> What this task involves
Return the entries verbatim and drop every picture.

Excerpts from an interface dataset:
# # #

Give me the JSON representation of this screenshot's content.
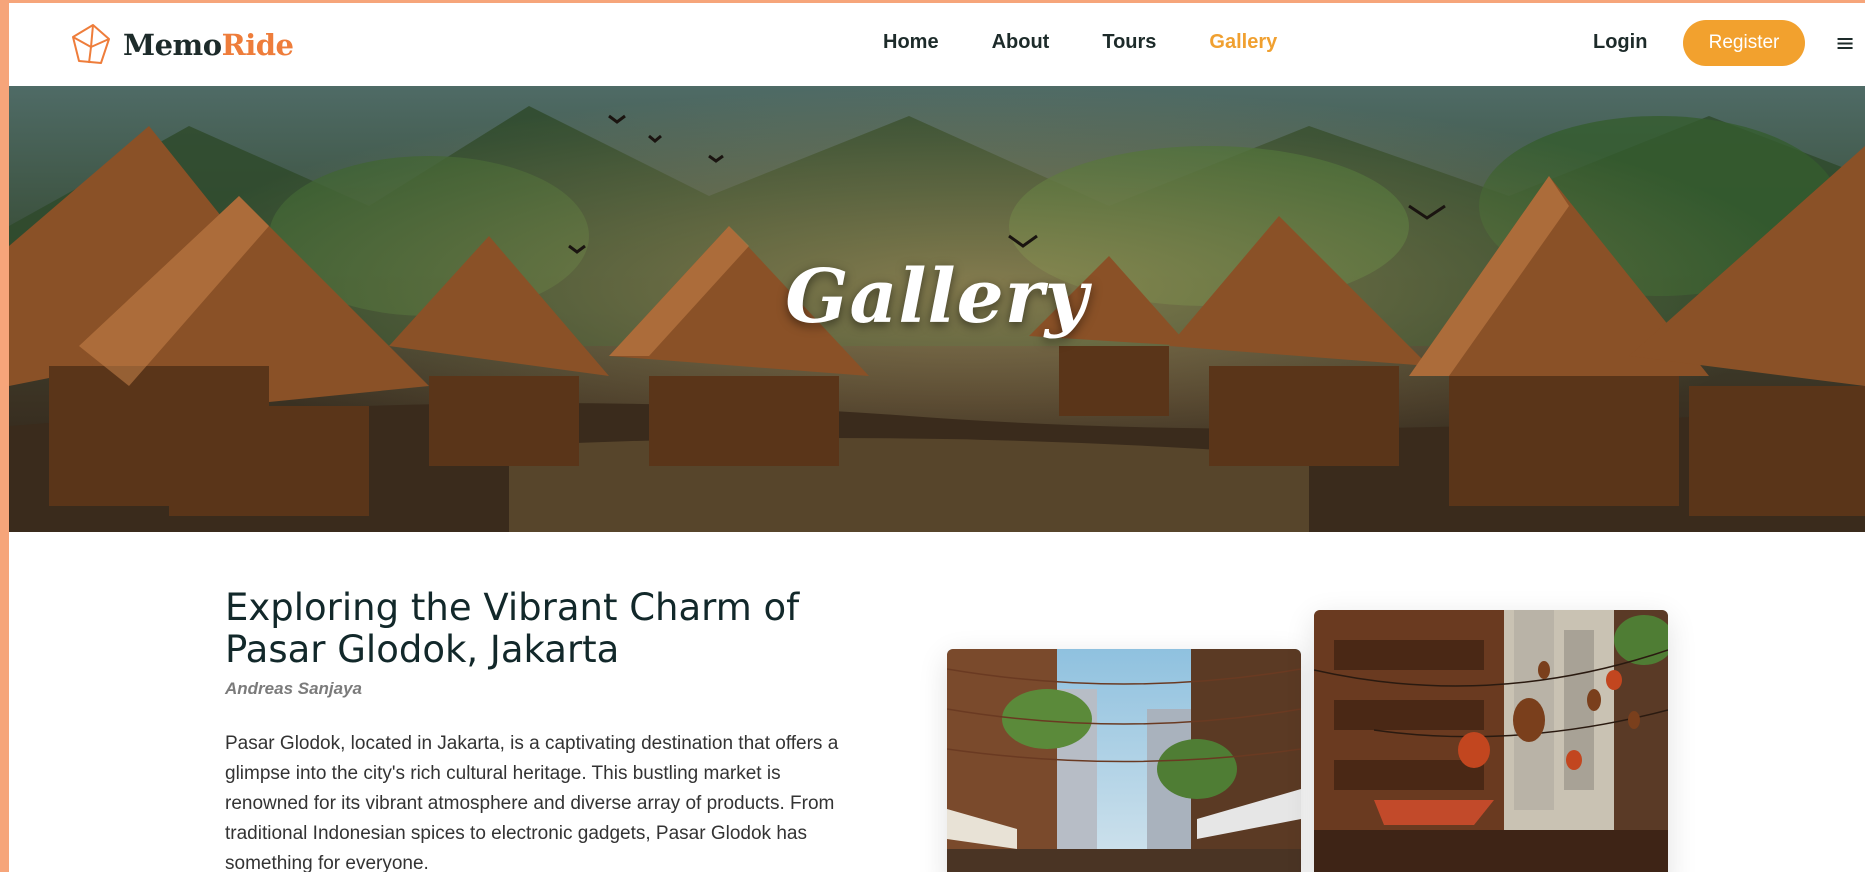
{
  "brand": {
    "part1": "Memo",
    "part2": "Ride",
    "accent_color": "#ee7d3b"
  },
  "nav": {
    "items": [
      {
        "label": "Home",
        "active": false
      },
      {
        "label": "About",
        "active": false
      },
      {
        "label": "Tours",
        "active": false
      },
      {
        "label": "Gallery",
        "active": true
      }
    ],
    "active_color": "#f0a030"
  },
  "auth": {
    "login_label": "Login",
    "register_label": "Register",
    "register_color": "#f2a12e"
  },
  "menu": {
    "icon": "hamburger-menu-icon",
    "glyph": "≡"
  },
  "hero": {
    "title": "Gallery"
  },
  "article": {
    "title": "Exploring the Vibrant Charm of Pasar Glodok, Jakarta",
    "author": "Andreas Sanjaya",
    "body": "Pasar Glodok, located in Jakarta, is a captivating destination that offers a glimpse into the city's rich cultural heritage. This bustling market is renowned for its vibrant atmosphere and diverse array of products. From traditional Indonesian spices to electronic gadgets, Pasar Glodok has something for everyone."
  }
}
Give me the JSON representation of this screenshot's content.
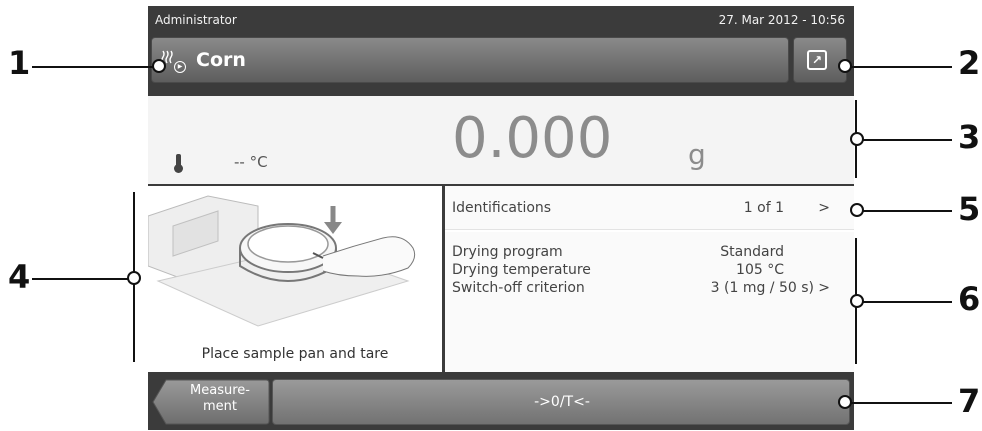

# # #

> Written reply
Give me the JSON representation of this screenshot's content.
{
  "brand": {
    "part1": "Memo",
    "part2": "Ride",
    "accent_color": "#ee7d3b"
  },
  "nav": {
    "items": [
      {
        "label": "Home",
        "active": false
      },
      {
        "label": "About",
        "active": false
      },
      {
        "label": "Tours",
        "active": false
      },
      {
        "label": "Gallery",
        "active": true
      }
    ],
    "active_color": "#f0a030"
  },
  "auth": {
    "login_label": "Login",
    "register_label": "Register",
    "register_color": "#f2a12e"
  },
  "menu": {
    "icon": "hamburger-menu-icon",
    "glyph": "≡"
  },
  "hero": {
    "title": "Gallery"
  },
  "article": {
    "title": "Exploring the Vibrant Charm of Pasar Glodok, Jakarta",
    "author": "Andreas Sanjaya",
    "body": "Pasar Glodok, located in Jakarta, is a captivating destination that offers a glimpse into the city's rich cultural heritage. This bustling market is renowned for its vibrant atmosphere and diverse array of products. From traditional Indonesian spices to electronic gadgets, Pasar Glodok has something for everyone."
  }
}
Give me the JSON representation of this screenshot's content.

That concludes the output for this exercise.